- Items from an interface collection:
============================================================

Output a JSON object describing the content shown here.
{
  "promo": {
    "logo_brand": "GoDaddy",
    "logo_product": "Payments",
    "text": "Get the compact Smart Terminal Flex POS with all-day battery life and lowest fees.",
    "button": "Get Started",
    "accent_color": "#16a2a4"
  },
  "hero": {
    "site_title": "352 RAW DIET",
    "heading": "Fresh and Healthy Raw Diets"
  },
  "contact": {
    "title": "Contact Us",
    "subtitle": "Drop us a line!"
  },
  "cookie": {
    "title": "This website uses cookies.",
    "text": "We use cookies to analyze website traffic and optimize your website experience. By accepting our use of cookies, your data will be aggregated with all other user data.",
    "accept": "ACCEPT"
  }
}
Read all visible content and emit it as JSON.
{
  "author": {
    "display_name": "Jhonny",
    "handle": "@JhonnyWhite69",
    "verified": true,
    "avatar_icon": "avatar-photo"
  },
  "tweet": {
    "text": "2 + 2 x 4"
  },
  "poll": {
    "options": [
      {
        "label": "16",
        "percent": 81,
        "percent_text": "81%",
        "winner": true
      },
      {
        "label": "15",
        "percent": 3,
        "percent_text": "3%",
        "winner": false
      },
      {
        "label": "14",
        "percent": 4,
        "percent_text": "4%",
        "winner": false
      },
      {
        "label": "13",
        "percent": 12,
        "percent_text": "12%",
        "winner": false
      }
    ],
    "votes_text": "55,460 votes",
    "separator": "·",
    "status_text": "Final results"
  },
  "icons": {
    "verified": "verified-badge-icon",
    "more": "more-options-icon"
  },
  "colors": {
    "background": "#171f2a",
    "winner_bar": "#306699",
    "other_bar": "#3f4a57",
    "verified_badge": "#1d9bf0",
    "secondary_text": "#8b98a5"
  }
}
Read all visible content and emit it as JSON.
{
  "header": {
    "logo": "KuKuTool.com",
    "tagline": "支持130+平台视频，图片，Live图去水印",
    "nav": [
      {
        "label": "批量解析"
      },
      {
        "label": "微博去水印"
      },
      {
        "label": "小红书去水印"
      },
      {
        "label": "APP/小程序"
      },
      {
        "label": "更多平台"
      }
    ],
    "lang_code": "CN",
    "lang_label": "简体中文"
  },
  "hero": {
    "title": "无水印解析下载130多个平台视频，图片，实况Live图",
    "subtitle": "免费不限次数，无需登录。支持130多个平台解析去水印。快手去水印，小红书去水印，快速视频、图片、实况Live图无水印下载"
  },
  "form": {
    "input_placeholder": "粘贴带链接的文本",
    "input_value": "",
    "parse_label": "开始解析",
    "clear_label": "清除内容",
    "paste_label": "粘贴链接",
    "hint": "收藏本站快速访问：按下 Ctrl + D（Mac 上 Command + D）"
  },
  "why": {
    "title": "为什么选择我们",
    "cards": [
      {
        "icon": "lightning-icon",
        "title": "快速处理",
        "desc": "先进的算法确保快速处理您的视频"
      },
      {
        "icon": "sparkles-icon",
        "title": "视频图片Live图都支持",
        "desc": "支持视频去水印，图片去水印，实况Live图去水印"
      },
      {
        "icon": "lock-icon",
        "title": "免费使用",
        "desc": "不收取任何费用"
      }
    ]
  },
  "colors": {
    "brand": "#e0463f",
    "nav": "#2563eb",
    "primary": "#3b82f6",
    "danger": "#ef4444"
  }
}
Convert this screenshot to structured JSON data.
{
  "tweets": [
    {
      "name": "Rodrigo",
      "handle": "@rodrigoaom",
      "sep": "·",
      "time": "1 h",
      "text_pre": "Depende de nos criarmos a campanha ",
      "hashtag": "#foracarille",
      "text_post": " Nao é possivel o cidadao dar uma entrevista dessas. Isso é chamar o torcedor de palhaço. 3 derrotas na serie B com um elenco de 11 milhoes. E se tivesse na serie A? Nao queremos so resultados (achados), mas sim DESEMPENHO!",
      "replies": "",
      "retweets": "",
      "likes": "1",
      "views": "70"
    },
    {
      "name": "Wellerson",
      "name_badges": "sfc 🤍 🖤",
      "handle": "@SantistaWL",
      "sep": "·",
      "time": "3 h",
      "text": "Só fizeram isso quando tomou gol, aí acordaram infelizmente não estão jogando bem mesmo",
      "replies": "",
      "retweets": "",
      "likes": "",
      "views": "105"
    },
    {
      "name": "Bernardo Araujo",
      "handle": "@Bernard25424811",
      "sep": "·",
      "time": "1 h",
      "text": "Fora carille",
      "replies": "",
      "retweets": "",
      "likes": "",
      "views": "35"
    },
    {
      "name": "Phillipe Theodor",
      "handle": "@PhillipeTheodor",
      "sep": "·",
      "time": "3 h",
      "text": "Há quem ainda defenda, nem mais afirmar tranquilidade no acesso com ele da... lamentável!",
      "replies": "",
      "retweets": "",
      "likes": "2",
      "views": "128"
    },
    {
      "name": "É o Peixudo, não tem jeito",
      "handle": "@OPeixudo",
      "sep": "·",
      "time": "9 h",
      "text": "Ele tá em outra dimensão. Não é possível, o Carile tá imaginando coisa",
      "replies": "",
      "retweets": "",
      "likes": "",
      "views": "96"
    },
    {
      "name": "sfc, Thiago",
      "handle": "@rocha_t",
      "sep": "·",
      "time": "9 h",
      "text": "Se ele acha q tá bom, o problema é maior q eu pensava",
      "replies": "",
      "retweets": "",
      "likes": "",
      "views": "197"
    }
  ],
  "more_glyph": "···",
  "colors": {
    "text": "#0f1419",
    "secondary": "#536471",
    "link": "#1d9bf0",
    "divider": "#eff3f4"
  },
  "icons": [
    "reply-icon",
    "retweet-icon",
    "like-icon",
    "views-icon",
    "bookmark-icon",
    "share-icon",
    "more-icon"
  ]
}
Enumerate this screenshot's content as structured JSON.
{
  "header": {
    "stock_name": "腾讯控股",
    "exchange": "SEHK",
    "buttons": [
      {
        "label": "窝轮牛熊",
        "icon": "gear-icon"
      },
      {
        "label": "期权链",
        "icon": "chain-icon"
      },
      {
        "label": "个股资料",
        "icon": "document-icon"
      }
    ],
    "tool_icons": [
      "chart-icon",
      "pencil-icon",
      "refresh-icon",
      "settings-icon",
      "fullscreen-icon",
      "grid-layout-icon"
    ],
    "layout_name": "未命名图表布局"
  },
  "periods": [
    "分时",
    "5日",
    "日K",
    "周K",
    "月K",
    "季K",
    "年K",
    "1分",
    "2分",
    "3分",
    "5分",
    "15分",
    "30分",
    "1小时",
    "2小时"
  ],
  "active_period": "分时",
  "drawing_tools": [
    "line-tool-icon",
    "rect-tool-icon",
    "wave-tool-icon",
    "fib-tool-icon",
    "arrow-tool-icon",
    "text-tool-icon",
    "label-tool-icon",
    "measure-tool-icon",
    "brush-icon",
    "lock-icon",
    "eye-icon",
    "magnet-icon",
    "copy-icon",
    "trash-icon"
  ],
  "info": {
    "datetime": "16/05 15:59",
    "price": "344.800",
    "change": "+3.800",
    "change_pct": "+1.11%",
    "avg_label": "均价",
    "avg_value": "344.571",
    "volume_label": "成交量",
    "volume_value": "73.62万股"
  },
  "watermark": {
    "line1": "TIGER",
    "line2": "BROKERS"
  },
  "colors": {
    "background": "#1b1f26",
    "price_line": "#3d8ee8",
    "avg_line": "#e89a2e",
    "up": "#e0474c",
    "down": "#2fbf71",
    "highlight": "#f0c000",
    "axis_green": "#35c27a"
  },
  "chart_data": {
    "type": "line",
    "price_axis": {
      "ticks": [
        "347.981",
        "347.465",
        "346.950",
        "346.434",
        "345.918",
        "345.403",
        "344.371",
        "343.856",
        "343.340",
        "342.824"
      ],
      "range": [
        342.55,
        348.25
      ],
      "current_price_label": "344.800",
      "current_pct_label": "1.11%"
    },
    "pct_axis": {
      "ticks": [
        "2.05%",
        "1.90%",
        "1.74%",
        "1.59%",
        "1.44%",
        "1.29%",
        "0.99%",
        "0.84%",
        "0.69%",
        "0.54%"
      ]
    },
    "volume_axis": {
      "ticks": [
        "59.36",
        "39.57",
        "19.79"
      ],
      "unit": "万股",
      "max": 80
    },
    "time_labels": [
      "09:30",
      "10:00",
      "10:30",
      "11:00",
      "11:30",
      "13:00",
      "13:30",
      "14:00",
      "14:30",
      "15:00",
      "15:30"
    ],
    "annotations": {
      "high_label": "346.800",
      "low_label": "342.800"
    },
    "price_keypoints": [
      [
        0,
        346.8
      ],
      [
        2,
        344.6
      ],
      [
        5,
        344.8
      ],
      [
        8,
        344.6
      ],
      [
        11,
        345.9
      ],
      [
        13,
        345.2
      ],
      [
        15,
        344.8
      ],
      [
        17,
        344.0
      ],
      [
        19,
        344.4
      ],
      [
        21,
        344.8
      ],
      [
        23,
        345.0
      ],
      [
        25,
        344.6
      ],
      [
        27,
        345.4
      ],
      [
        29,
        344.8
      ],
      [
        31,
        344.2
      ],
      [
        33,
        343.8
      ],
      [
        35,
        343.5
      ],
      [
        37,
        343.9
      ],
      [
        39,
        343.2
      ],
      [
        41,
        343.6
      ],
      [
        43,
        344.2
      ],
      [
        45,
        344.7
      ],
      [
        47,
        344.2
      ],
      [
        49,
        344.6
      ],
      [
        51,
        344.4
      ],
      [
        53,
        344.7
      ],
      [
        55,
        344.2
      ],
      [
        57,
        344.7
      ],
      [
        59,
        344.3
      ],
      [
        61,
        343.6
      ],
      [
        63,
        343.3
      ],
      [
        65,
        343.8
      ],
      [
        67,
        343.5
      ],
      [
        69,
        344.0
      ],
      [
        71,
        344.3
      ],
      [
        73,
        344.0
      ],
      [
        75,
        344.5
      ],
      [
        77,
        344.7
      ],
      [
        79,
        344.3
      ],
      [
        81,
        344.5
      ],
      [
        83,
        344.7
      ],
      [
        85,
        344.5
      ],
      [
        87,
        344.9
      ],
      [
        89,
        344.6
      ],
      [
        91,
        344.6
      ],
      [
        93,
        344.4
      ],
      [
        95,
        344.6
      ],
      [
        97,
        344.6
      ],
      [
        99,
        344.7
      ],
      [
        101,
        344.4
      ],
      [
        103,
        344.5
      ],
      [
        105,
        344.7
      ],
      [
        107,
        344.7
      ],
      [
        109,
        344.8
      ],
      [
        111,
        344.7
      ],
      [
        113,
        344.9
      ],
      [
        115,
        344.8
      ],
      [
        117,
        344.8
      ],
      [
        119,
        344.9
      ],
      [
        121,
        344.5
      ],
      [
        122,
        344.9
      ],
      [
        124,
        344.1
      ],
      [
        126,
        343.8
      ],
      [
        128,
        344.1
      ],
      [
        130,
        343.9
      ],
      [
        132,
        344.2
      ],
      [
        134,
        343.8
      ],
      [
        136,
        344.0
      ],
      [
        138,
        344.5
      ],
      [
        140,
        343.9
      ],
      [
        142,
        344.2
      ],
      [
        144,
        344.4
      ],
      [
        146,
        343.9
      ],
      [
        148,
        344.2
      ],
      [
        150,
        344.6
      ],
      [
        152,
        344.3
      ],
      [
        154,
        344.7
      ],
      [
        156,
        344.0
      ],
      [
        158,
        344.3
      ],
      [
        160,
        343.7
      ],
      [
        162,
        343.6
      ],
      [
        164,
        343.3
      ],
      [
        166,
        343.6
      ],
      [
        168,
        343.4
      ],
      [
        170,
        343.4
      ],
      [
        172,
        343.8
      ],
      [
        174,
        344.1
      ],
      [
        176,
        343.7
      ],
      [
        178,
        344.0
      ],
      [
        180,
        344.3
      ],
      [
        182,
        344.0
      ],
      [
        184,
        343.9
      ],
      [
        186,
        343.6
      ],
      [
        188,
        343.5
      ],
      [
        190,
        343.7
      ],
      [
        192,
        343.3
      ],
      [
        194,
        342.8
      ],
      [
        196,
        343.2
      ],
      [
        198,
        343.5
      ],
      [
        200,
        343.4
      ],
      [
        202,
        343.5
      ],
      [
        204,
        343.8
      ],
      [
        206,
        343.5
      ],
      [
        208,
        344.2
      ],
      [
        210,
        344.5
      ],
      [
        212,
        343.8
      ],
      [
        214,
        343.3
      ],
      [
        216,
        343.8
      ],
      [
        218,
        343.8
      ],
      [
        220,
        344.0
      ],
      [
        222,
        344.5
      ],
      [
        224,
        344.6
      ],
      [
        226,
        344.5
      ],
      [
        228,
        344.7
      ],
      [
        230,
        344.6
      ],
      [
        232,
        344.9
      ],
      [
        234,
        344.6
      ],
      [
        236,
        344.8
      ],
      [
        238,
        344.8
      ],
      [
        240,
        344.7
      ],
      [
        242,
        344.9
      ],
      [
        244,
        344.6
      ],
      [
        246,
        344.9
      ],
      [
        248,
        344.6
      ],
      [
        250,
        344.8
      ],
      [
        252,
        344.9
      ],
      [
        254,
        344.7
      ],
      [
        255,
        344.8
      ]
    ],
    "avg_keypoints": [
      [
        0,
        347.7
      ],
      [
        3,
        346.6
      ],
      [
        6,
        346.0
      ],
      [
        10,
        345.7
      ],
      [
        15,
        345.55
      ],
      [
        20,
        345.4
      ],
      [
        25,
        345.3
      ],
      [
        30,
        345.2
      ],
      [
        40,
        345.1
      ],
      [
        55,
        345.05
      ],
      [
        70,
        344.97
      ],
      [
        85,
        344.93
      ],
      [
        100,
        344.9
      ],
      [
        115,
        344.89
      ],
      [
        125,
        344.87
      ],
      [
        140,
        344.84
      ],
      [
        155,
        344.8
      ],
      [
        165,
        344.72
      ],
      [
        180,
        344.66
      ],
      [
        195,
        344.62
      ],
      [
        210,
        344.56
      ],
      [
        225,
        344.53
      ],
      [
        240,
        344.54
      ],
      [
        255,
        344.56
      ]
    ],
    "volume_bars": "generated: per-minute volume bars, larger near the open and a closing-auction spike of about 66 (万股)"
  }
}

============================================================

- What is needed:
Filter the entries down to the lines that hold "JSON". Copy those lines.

- Answer below:
Output a JSON object describing the content shown here.
Read all visible content and emit it as JSON.
Read all visible content and emit it as JSON.
Convert this screenshot to structured JSON data.
Enumerate this screenshot's content as structured JSON.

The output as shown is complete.